A couple of weeks ago I was an enthusiastic participant in our sister organization Interaction Associate’s most recent offering in their LeaderLens webinar series. The featured presenter was Erik Gregory, a specialist in positive psychology. With roots in the theories and practices of Abraham Maslow, Carl Rogers, and Erich Fromm, positive psychology focuses on the study of human strength and virtue, rather than pathology. This includes looking at what explains resiliency, courage, optimism, and hope, even in the most daunting of circumstances. Read the rest of this entry »

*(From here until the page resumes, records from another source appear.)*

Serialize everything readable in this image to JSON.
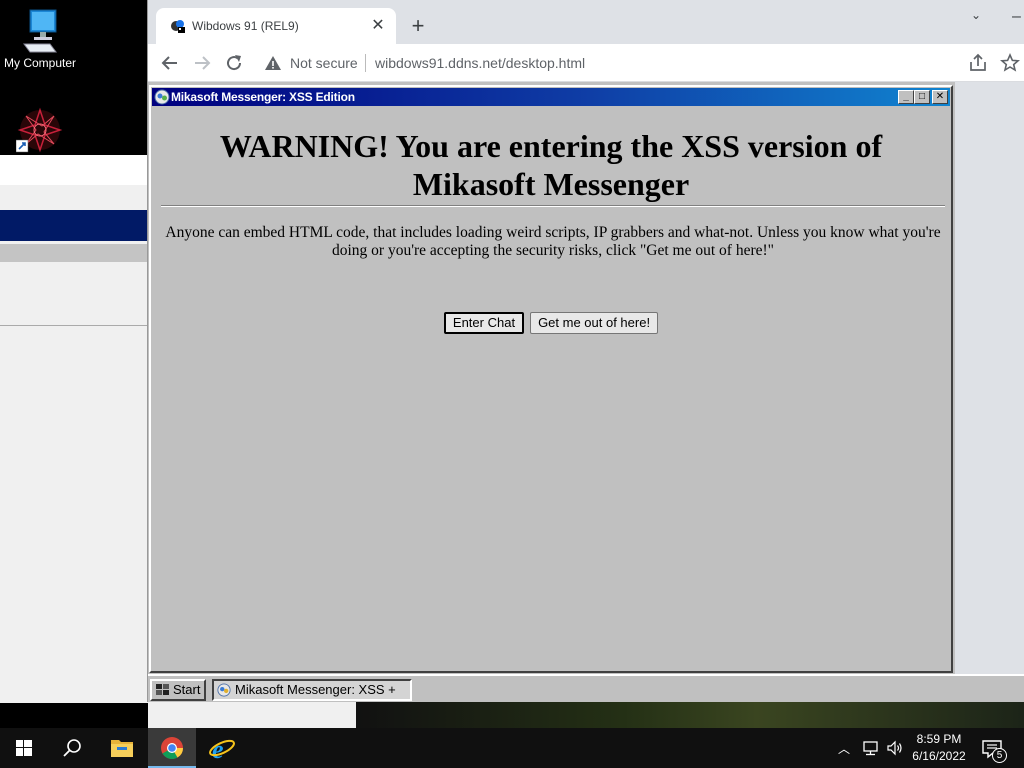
{
  "desktop": {
    "icons": [
      {
        "label": "My Computer",
        "icon": "computer-icon"
      },
      {
        "label": "",
        "icon": "app-shortcut-icon"
      }
    ]
  },
  "browser": {
    "tab": {
      "title": "Wibdows 91 (REL9)",
      "favicon": "wibdows-favicon"
    },
    "security_label": "Not secure",
    "url": "wibdows91.ddns.net/desktop.html"
  },
  "messenger": {
    "title": "Mikasoft Messenger: XSS Edition",
    "heading_line1": "WARNING! You are entering the XSS version of",
    "heading_line2": "Mikasoft Messenger",
    "warning_text": "Anyone can embed HTML code, that includes loading weird scripts, IP grabbers and what-not. Unless you know what you're doing or you're accepting the security risks, click \"Get me out of here!\"",
    "buttons": {
      "enter": "Enter Chat",
      "leave": "Get me out of here!"
    }
  },
  "wibdows_taskbar": {
    "start_label": "Start",
    "task_label": "Mikasoft Messenger: XSS +"
  },
  "windows_taskbar": {
    "pinned": [
      "start-icon",
      "search-icon",
      "file-explorer-icon",
      "chrome-icon",
      "internet-explorer-icon"
    ],
    "clock_time": "8:59 PM",
    "clock_date": "6/16/2022",
    "notification_count": "5"
  },
  "colors": {
    "title_bar_start": "#00007f",
    "title_bar_end": "#1084d0",
    "win9x_face": "#c0c0c0",
    "taskbar": "#101010"
  }
}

Coming off of a couple of powerful days exploring power and privilege in the internal life and external work of the Interaction Institute for Social Change. So much still to process, and one of my immediate take-aways was our facilitators’ invitation to embrace paradox in the form of different perspectives and experiences, intentions and impacts, stated and espoused values. As one of our process agreements for our time together stated – “All of us, individually and collectively, embody paradox- identities, beliefs, and experiences that seem to contradict each other.” As has been stated elsewhere on this blog, and more elegantly by my colleague Gibran Rivera, the invitation is to hold apparent contradictions and tension long enough for something new to emerge, that moves us down the evolutionary path.
I am thoroughly enjoying The Power of Pull: How small moves, smartly made, can set big things in motion. Here is a quote I just read:

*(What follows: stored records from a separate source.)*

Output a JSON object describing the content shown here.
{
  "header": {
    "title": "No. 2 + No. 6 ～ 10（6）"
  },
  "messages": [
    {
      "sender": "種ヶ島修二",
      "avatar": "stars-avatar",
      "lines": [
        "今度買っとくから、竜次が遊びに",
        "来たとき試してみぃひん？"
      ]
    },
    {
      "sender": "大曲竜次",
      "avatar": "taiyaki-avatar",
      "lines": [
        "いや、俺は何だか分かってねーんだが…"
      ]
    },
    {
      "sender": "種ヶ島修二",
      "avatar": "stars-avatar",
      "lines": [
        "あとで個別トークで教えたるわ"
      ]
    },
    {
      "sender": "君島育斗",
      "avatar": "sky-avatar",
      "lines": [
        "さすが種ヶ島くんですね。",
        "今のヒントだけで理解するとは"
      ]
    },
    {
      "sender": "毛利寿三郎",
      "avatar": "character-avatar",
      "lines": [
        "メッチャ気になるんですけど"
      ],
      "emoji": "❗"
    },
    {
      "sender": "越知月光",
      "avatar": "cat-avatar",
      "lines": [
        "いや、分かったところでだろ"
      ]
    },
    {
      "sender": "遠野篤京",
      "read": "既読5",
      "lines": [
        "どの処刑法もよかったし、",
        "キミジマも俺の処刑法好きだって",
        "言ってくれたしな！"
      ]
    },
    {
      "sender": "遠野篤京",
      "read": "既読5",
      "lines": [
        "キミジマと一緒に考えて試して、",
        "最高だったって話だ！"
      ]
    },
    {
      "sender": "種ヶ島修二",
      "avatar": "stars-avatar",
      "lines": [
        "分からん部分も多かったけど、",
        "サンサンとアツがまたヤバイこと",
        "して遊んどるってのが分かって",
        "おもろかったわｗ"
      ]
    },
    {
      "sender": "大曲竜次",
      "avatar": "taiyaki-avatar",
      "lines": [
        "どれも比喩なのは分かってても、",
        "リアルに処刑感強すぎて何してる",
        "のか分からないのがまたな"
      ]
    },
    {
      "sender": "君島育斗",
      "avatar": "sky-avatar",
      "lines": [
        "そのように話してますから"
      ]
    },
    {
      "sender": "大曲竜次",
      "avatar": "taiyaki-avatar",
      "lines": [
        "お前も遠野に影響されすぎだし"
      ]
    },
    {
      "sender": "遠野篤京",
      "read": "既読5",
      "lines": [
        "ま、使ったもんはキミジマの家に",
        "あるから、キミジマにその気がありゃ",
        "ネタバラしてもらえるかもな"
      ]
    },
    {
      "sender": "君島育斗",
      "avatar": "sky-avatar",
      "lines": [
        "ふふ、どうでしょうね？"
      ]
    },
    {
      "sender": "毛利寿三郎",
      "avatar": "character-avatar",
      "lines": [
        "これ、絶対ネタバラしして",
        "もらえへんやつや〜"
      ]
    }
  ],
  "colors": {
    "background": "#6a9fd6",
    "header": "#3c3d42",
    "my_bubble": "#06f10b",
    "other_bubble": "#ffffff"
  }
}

“Shaping serendipity requires bringing together three elements: environments, practices, and preparedness.” Read the rest of this entry »

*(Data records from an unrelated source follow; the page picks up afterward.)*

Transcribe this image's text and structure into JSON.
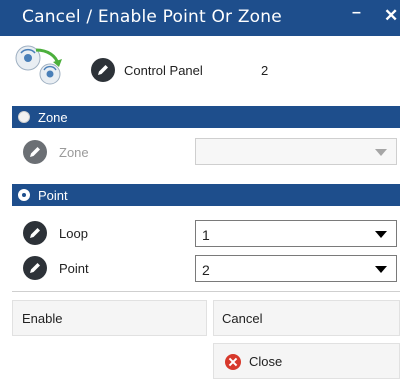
{
  "window": {
    "title": "Cancel / Enable Point Or Zone",
    "minimize_glyph": "–",
    "close_glyph": "✕"
  },
  "header": {
    "icon": "devices-transfer-icon",
    "control_panel_label": "Control Panel",
    "control_panel_value": "2"
  },
  "zone_section": {
    "label": "Zone",
    "selected": false,
    "field_label": "Zone",
    "field_value": "",
    "enabled": false
  },
  "point_section": {
    "label": "Point",
    "selected": true,
    "loop_label": "Loop",
    "loop_value": "1",
    "point_label": "Point",
    "point_value": "2"
  },
  "buttons": {
    "enable_label": "Enable",
    "cancel_label": "Cancel",
    "close_label": "Close"
  },
  "colors": {
    "accent": "#1e4e8c",
    "close_icon": "#d7392c"
  }
}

I love great writing, and for that reason always look forward to reading the newest issue of the Whole Thinking Journal from the Center for Whole Communities. The most recent issue can be found here, and features beautiful and thought-provoking pieces from my Whole Measures co-trainer Mistinguette Smith, former Ruckus Society Executive Director Adrienne Maree Brown, and CWC board member Tom Wessels, among many others.
I wanted to spend some time here reflecting on the Wessels article in particular, “Resilient Communities: An Ecological Perspective.” Tom Wessels is a natural historian, a professor at Antioch University, and a keen observer and student of the landscape of New England. He is also a proponent of understanding the dynamics of various kinds of complex systems, from eco-systems to organizations, as a pathway to knowing what constitutes more sustainable behavior. Read the rest of this entry »
Photo by: Morningstar3
Osama Bin Laden is back on the headlines. We can find many lessons about networks in our struggle with this man and the ideology of terror that he came to represent. When talking about networks I often refer to The Starfish and the Spider, the excellent book by Brafman and Beckstrom that has now become a sort of Tea Party organizing manual. No matter what we think about Bin Laden, Al-Queda is more of a starfish, an organization that is “headless” while having many legs. On the other hand, the Government of the United States is most definitely a spider, an organization has one head controlling its many legs.
If Bin Laden had been a leader in the traditional sense Read the rest of this entry »
I’m currently engaged in a number of network building efforts, each different in scope and scale, all focused on leadership and collaboration. My work with the Barr Fellows is one such effort. I have been working closely with the 2009 cohort of fellows and will be working closely with the 2011 cohort. I am also working on the effort to integrate all four cohorts into a Barr Fellows Network; a leadership network that can significantly affect social change in Boston. Read the rest of this entry »